What is the number of lines in the data that hold the string "tareas"? Reply with that number only.

##### Records to process

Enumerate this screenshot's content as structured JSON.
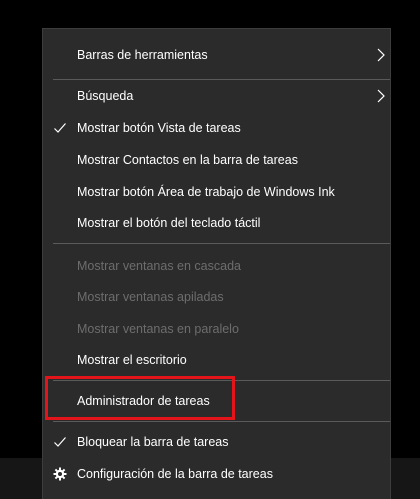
{
  "menu": {
    "items": [
      {
        "label": "Barras de herramientas",
        "submenu": true,
        "checked": false,
        "disabled": false
      },
      {
        "label": "Búsqueda",
        "submenu": true,
        "checked": false,
        "disabled": false
      },
      {
        "label": "Mostrar botón Vista de tareas",
        "submenu": false,
        "checked": true,
        "disabled": false
      },
      {
        "label": "Mostrar Contactos en la barra de tareas",
        "submenu": false,
        "checked": false,
        "disabled": false
      },
      {
        "label": "Mostrar botón Área de trabajo de Windows Ink",
        "submenu": false,
        "checked": false,
        "disabled": false
      },
      {
        "label": "Mostrar el botón del teclado táctil",
        "submenu": false,
        "checked": false,
        "disabled": false
      },
      {
        "label": "Mostrar ventanas en cascada",
        "submenu": false,
        "checked": false,
        "disabled": true
      },
      {
        "label": "Mostrar ventanas apiladas",
        "submenu": false,
        "checked": false,
        "disabled": true
      },
      {
        "label": "Mostrar ventanas en paralelo",
        "submenu": false,
        "checked": false,
        "disabled": true
      },
      {
        "label": "Mostrar el escritorio",
        "submenu": false,
        "checked": false,
        "disabled": false
      },
      {
        "label": "Administrador de tareas",
        "submenu": false,
        "checked": false,
        "disabled": false,
        "highlighted": true
      },
      {
        "label": "Bloquear la barra de tareas",
        "submenu": false,
        "checked": true,
        "disabled": false
      },
      {
        "label": "Configuración de la barra de tareas",
        "submenu": false,
        "checked": false,
        "disabled": false,
        "icon": "gear-icon"
      }
    ]
  },
  "colors": {
    "menu_background": "#2b2b2b",
    "text": "#ffffff",
    "disabled_text": "#6d6d6d",
    "separator": "#5a5a5a",
    "highlight_border": "#e3151a"
  }
}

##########

Answer to the problem →
5